I cannot understate the way lipstick was an ongoing theme in the relationship between my Mother and myself, much like sports would be an ongoing theme between a Father and son.
At the very least, this subject gave Mother and me something to pleasantly bicker over.
In my young life, I never knew my Mother to wear any lipstick other than Revlon’s salmon ice. It was her signature.
Several decades ago, when Revlon announced that they would be discontinuing that colour she immediately bought three cases.
That’s forty-eight tubes of lipstick.
There could have been more, but that’s all she would admit too.
After that, her next shade of preference became 24 carat orange, also from Revlon.
Lipstick was her constant companion. A tube would never be more than an arms length from her side.
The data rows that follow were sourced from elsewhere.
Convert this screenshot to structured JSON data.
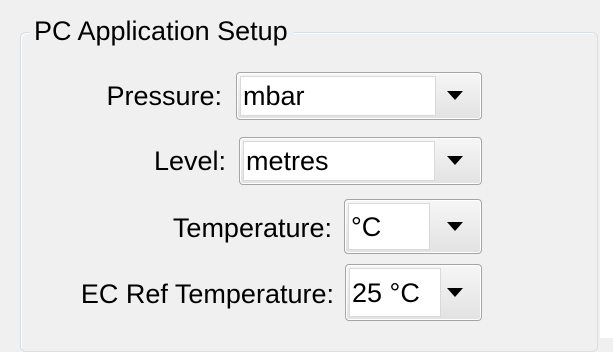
{
  "group": {
    "title": "PC Application Setup"
  },
  "fields": {
    "pressure": {
      "label": "Pressure:",
      "value": "mbar"
    },
    "level": {
      "label": "Level:",
      "value": "metres"
    },
    "temperature": {
      "label": "Temperature:",
      "value": "°C"
    },
    "ec_ref_temperature": {
      "label": "EC Ref Temperature:",
      "value": "25 °C"
    }
  }
}
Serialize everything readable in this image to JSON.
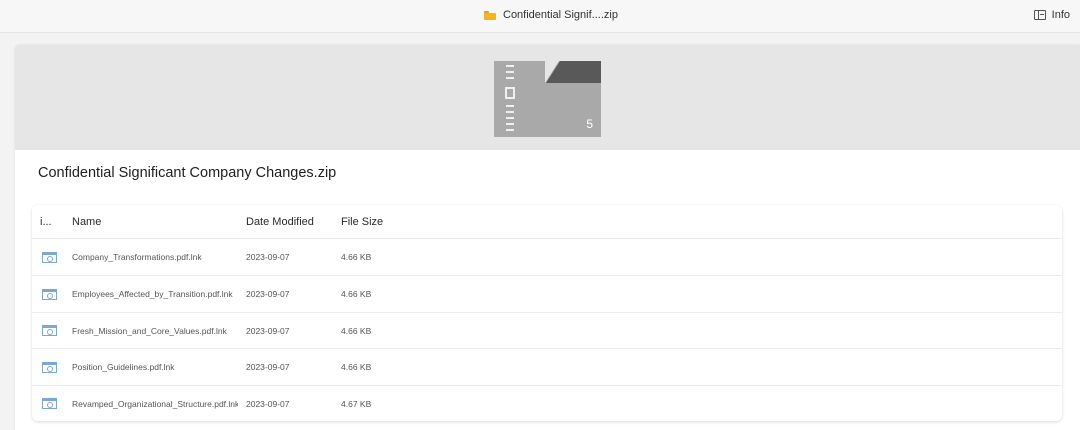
{
  "window": {
    "title": "Confidential Signif....zip",
    "info_label": "Info"
  },
  "archive": {
    "name": "Confidential Significant Company Changes.zip",
    "item_count": "5"
  },
  "table": {
    "columns": {
      "icon": "i...",
      "name": "Name",
      "date": "Date Modified",
      "size": "File Size"
    },
    "rows": [
      {
        "name": "Company_Transformations.pdf.lnk",
        "date": "2023-09-07",
        "size": "4.66 KB"
      },
      {
        "name": "Employees_Affected_by_Transition.pdf.lnk",
        "date": "2023-09-07",
        "size": "4.66 KB"
      },
      {
        "name": "Fresh_Mission_and_Core_Values.pdf.lnk",
        "date": "2023-09-07",
        "size": "4.66 KB"
      },
      {
        "name": "Position_Guidelines.pdf.lnk",
        "date": "2023-09-07",
        "size": "4.66 KB"
      },
      {
        "name": "Revamped_Organizational_Structure.pdf.lnk",
        "date": "2023-09-07",
        "size": "4.67 KB"
      }
    ]
  },
  "icons": {
    "title_folder": "zip-folder-icon",
    "info": "info-panel-icon",
    "row_file": "shortcut-file-icon"
  },
  "colors": {
    "accent_folder": "#f2b51e",
    "file_icon": "#7ba7d1",
    "hero_bg": "#e6e6e6"
  }
}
She applied it every half hour, whether she needed it or not.
Further, Mother made it her self appointed life long quest to convert me from my usual red lipstick to her 24 carat orange.
“No dice…” I told her.
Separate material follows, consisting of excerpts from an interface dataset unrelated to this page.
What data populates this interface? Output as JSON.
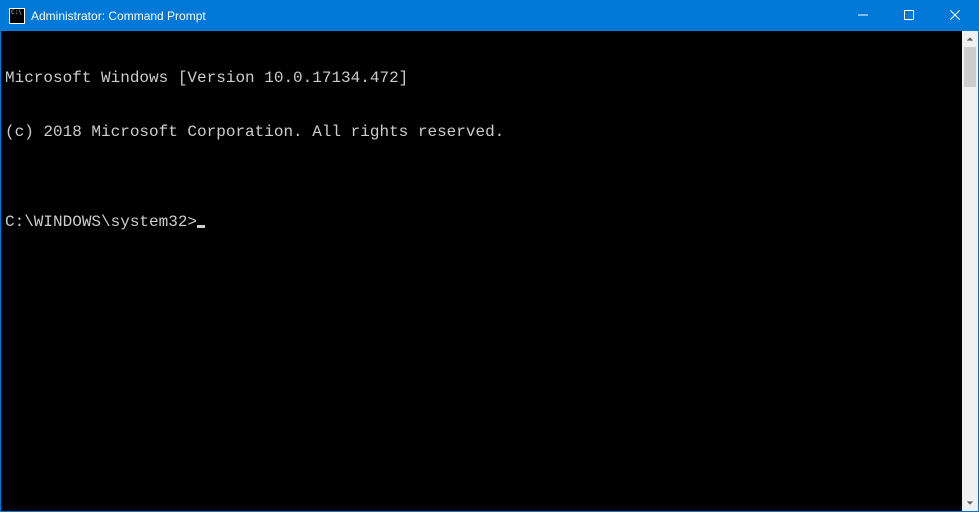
{
  "window": {
    "title": "Administrator: Command Prompt"
  },
  "terminal": {
    "line1": "Microsoft Windows [Version 10.0.17134.472]",
    "line2": "(c) 2018 Microsoft Corporation. All rights reserved.",
    "blank": "",
    "prompt": "C:\\WINDOWS\\system32>"
  }
}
The harder she tried, the more adamant I became.
“Just try it on to see how it looks,” she kept insisting, as she held her lipstick out for me to take.
Occasionally, I’d have to give in when I thought I saw tears about to well up in her eyes, but that didn’t happen often…
Then came the day that I was walking to the punch clock at the end of my shift. Some of my friends and coworkers were already there waiting to punch out and go home.
“That’s a really nice top you’ve got on,” Miss P. Said to me as I walked by her.
“Did your Mother give you that?”
“Yes,” I told her.
Miss P. Instinctively knew whenever I was wearing one of Mother’s tops. Probably because that was the only time I didn’t come to work wearing t-shirts.
It was then that she said to me:
“I really like that colour on you…what would you call that, salmon?”
There was an unavoidable truth in that statement.
Looking down at my shirt, I realized that Miss P. was right.
I was indeed wearing salmon orange.
All at once, oxygen escaped me as momentarily I found myself unable to breathe.
I must admit…
I never saw that one coming.
Mother wins again.